How to complete this task: Lines with the word "GAIN" in them are the ones to copy from the records.

Data under study:
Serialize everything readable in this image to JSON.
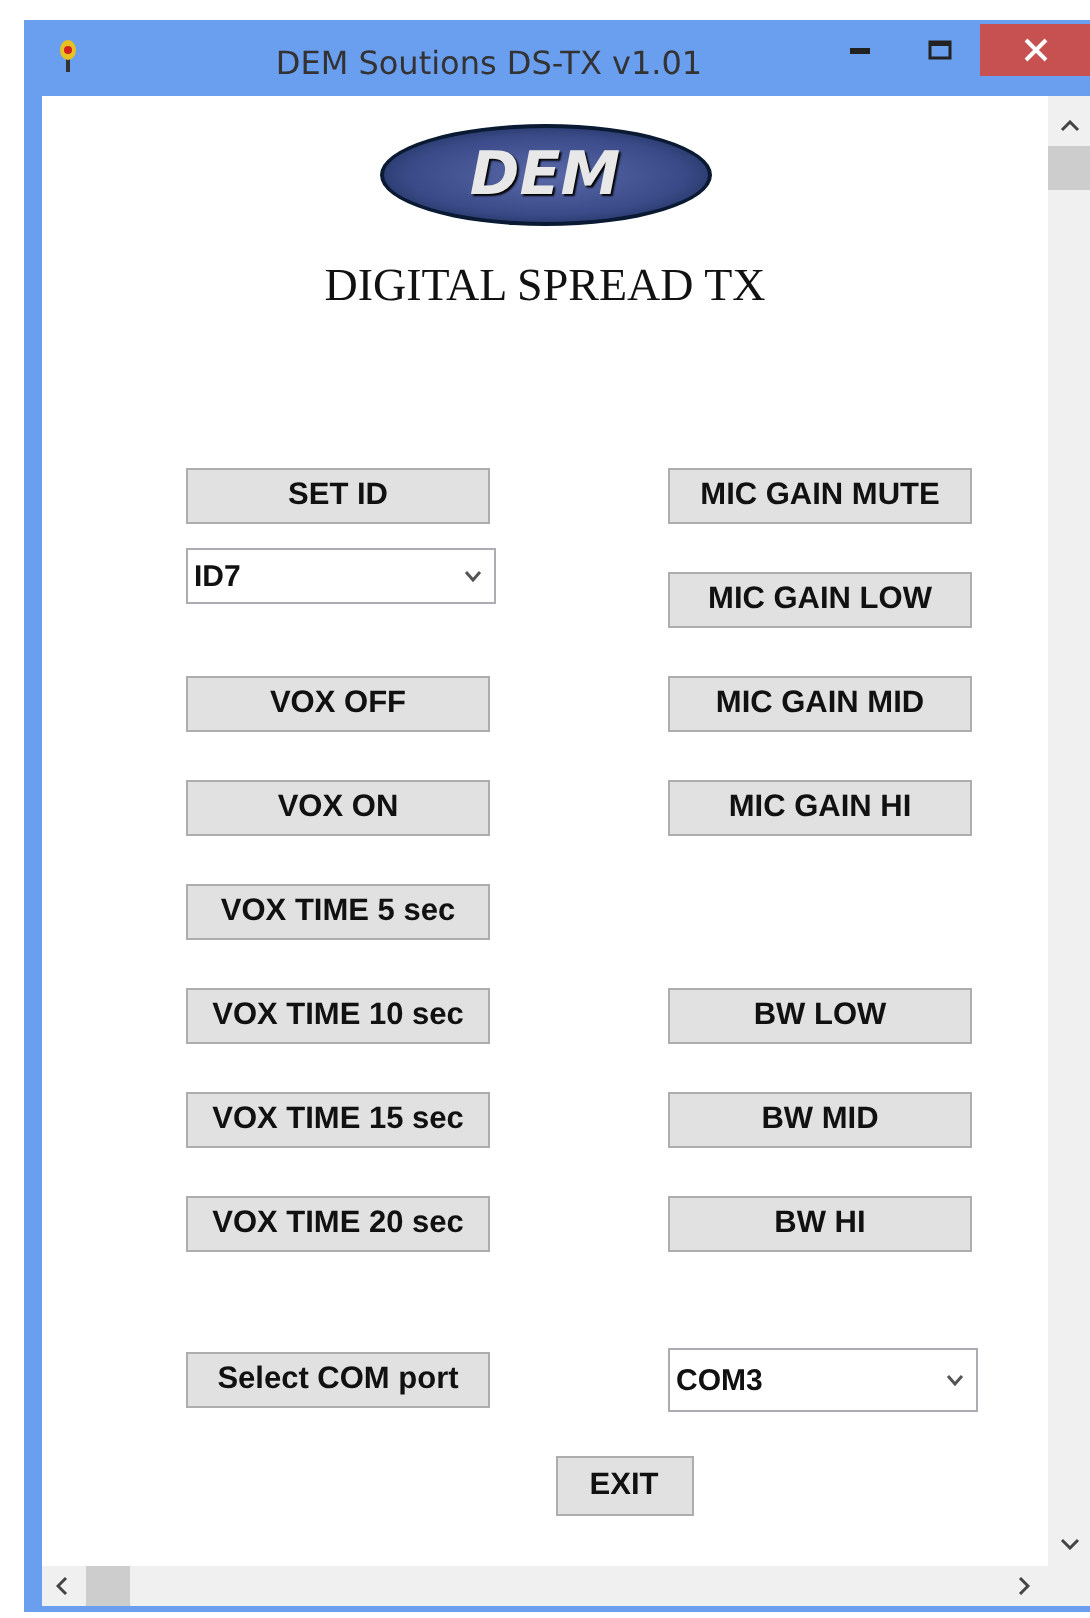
{
  "window": {
    "title": "DEM Soutions DS-TX v1.01"
  },
  "logo_text": "DEM",
  "heading": "DIGITAL SPREAD TX",
  "rows": [
    {
      "left": {
        "kind": "button",
        "label": "SET ID"
      },
      "right": {
        "kind": "button",
        "label": "MIC GAIN MUTE"
      }
    },
    {
      "left": {
        "kind": "select",
        "value": "ID7"
      },
      "right": {
        "kind": "button",
        "label": "MIC GAIN LOW"
      }
    },
    {
      "left": {
        "kind": "button",
        "label": "VOX OFF"
      },
      "right": {
        "kind": "button",
        "label": "MIC GAIN MID"
      }
    },
    {
      "left": {
        "kind": "button",
        "label": "VOX ON"
      },
      "right": {
        "kind": "button",
        "label": "MIC GAIN HI"
      }
    },
    {
      "left": {
        "kind": "button",
        "label": "VOX TIME 5 sec"
      }
    },
    {
      "left": {
        "kind": "button",
        "label": "VOX TIME 10 sec"
      },
      "right": {
        "kind": "button",
        "label": "BW LOW"
      }
    },
    {
      "left": {
        "kind": "button",
        "label": "VOX TIME 15 sec"
      },
      "right": {
        "kind": "button",
        "label": "BW MID"
      }
    },
    {
      "left": {
        "kind": "button",
        "label": "VOX TIME 20 sec"
      },
      "right": {
        "kind": "button",
        "label": "BW HI"
      }
    }
  ],
  "com_port": {
    "button": "Select COM port",
    "value": "COM3"
  },
  "exit_button": "EXIT"
}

Problem solution:
        "label": "MIC GAIN MUTE"
        "label": "MIC GAIN LOW"
        "label": "MIC GAIN MID"
        "label": "MIC GAIN HI"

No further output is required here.